== Segment start ==
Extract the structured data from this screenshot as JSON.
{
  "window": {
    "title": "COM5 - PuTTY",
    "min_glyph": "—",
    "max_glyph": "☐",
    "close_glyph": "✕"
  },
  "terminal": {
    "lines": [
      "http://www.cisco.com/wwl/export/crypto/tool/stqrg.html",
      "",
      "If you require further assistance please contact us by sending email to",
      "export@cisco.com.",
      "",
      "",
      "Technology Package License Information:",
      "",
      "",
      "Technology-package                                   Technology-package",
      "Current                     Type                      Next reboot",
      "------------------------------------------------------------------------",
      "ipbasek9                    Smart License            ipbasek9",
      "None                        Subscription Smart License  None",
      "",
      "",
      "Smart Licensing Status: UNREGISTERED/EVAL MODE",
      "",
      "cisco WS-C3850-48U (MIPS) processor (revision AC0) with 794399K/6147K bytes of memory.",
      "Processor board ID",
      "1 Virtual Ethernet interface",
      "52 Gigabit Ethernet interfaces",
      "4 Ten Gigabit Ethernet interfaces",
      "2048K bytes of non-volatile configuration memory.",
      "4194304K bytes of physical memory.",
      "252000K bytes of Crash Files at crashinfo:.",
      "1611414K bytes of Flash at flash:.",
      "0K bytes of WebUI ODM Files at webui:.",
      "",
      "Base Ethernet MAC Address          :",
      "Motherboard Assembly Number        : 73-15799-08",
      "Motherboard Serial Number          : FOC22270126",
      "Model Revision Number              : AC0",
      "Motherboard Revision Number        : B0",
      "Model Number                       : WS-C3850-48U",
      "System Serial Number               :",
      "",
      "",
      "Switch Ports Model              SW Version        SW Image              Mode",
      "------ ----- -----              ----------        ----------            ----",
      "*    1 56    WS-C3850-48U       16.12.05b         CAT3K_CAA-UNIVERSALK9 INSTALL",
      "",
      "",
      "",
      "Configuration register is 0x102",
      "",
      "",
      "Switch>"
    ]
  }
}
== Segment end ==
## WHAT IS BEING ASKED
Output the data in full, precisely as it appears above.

## TASK OUTPUT
Extract the structured data from this screenshot as JSON.
{
  "window": {
    "title": "COM5 - PuTTY",
    "min_glyph": "—",
    "max_glyph": "☐",
    "close_glyph": "✕"
  },
  "terminal": {
    "lines": [
      "http://www.cisco.com/wwl/export/crypto/tool/stqrg.html",
      "",
      "If you require further assistance please contact us by sending email to",
      "export@cisco.com.",
      "",
      "",
      "Technology Package License Information:",
      "",
      "",
      "Technology-package                                   Technology-package",
      "Current                     Type                      Next reboot",
      "------------------------------------------------------------------------",
      "ipbasek9                    Smart License            ipbasek9",
      "None                        Subscription Smart License  None",
      "",
      "",
      "Smart Licensing Status: UNREGISTERED/EVAL MODE",
      "",
      "cisco WS-C3850-48U (MIPS) processor (revision AC0) with 794399K/6147K bytes of memory.",
      "Processor board ID",
      "1 Virtual Ethernet interface",
      "52 Gigabit Ethernet interfaces",
      "4 Ten Gigabit Ethernet interfaces",
      "2048K bytes of non-volatile configuration memory.",
      "4194304K bytes of physical memory.",
      "252000K bytes of Crash Files at crashinfo:.",
      "1611414K bytes of Flash at flash:.",
      "0K bytes of WebUI ODM Files at webui:.",
      "",
      "Base Ethernet MAC Address          :",
      "Motherboard Assembly Number        : 73-15799-08",
      "Motherboard Serial Number          : FOC22270126",
      "Model Revision Number              : AC0",
      "Motherboard Revision Number        : B0",
      "Model Number                       : WS-C3850-48U",
      "System Serial Number               :",
      "",
      "",
      "Switch Ports Model              SW Version        SW Image              Mode",
      "------ ----- -----              ----------        ----------            ----",
      "*    1 56    WS-C3850-48U       16.12.05b         CAT3K_CAA-UNIVERSALK9 INSTALL",
      "",
      "",
      "",
      "Configuration register is 0x102",
      "",
      "",
      "Switch>"
    ]
  }
}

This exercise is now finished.